"It's an exciting, exciting way to do business," Walz said. "In the long run, we're going to save money out here, we're going to clean the environment [and] we're going to make services better for the people of St. Cloud."

In the past 25 years, the city has made more than $150 million worth of upgrades to its water and wastewater facilities using federal funding distributed to the city by way of low-interest loans, which saved taxpayers about $18 million during that time, according to Tracy Hodel, public services director for St. Cloud.

The loans go through the state's Public Facilities Authority and are typically approved as part of the Legislature's bonding bill.
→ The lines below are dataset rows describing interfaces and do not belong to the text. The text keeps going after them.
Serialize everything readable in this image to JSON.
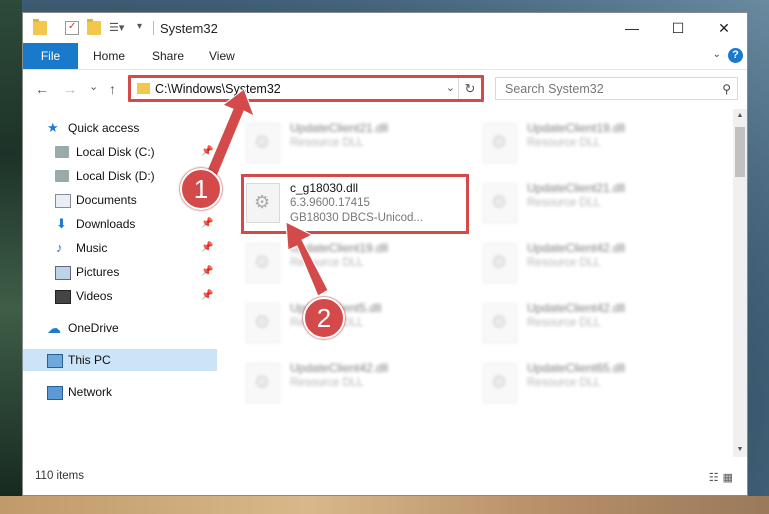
{
  "window": {
    "title": "System32",
    "controls": {
      "minimize": "—",
      "maximize": "☐",
      "close": "✕"
    }
  },
  "ribbon": {
    "tabs": [
      "File",
      "Home",
      "Share",
      "View"
    ],
    "help": "?"
  },
  "nav": {
    "back": "←",
    "forward": "→",
    "recent": "⌄",
    "up": "↑",
    "address": "C:\\Windows\\System32",
    "refresh": "↻",
    "search_placeholder": "Search System32"
  },
  "sidebar": {
    "items": [
      {
        "label": "Quick access",
        "icon": "star-icon"
      },
      {
        "label": "Local Disk (C:)",
        "icon": "drive-icon",
        "pinned": true
      },
      {
        "label": "Local Disk (D:)",
        "icon": "drive-icon",
        "pinned": true
      },
      {
        "label": "Documents",
        "icon": "documents-icon",
        "pinned": true
      },
      {
        "label": "Downloads",
        "icon": "downloads-icon",
        "pinned": true
      },
      {
        "label": "Music",
        "icon": "music-icon",
        "pinned": true
      },
      {
        "label": "Pictures",
        "icon": "pictures-icon",
        "pinned": true
      },
      {
        "label": "Videos",
        "icon": "videos-icon",
        "pinned": true
      },
      {
        "label": "OneDrive",
        "icon": "cloud-icon"
      },
      {
        "label": "This PC",
        "icon": "computer-icon",
        "selected": true
      },
      {
        "label": "Network",
        "icon": "network-icon"
      }
    ],
    "pin_glyph": "📌"
  },
  "files": [
    {
      "name": "UpdateClient21.dll",
      "type": "Resource DLL"
    },
    {
      "name": "UpdateClient19.dll",
      "type": "Resource DLL"
    },
    {
      "name": "c_g18030.dll",
      "version": "6.3.9600.17415",
      "desc": "GB18030 DBCS-Unicod..."
    },
    {
      "name": "UpdateClient21.dll",
      "type": "Resource DLL"
    },
    {
      "name": "UpdateClient19.dll",
      "type": "Resource DLL"
    },
    {
      "name": "UpdateClient42.dll",
      "type": "Resource DLL"
    },
    {
      "name": "UpdateClient5.dll",
      "type": "Resource DLL"
    },
    {
      "name": "UpdateClient42.dll",
      "type": "Resource DLL"
    },
    {
      "name": "UpdateClient42.dll",
      "type": "Resource DLL"
    },
    {
      "name": "UpdateClient65.dll",
      "type": "Resource DLL"
    }
  ],
  "status": {
    "count": "110 items"
  },
  "annotations": {
    "step1": "1",
    "step2": "2",
    "color": "#d44a4a"
  }
}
Last year, the organization funded about $300 million in projects across the state, according to its director, Jeff Freeman.

The loans are another way for cities to fund water and wastewater projects, which Walz acknowledged are often difficult for small communities to pay for. Several cities, including Brainerd, Cold Spring and Duluth, are requesting the Legislature fund projects related to water mains, storm sewers and wastewater facilities in next year's bonding bill.

Yet lawmakers face a difficult task next year picking which projects get funding. State officials received $7.2 billion in project proposals through June of this year, far more than lawmakers could bond for, according to Minnesota statute.

"There's a lot of need out there in the whole state," Senate Capital Investment Committee Chair Sandy Pappas said last week during a tour of projects in the Rochester area.

Pappas, DFL-St. Paul, said she expects a smaller bonding bill in 2024 after the Legislature passed a $2.6 billion package in May, the largest infrastructure bill in state history.

Last year's bill came after years of gridlock between lawmakers; no bonding package had been passed since 2020.

Pappas estimates $1.5 billion to $1.6 billion will be spent on public works next spring.

Walz said Tuesday he will announce his bonding proposal in January.

Star Tribune staff writer Trey Mewes contributed to this story.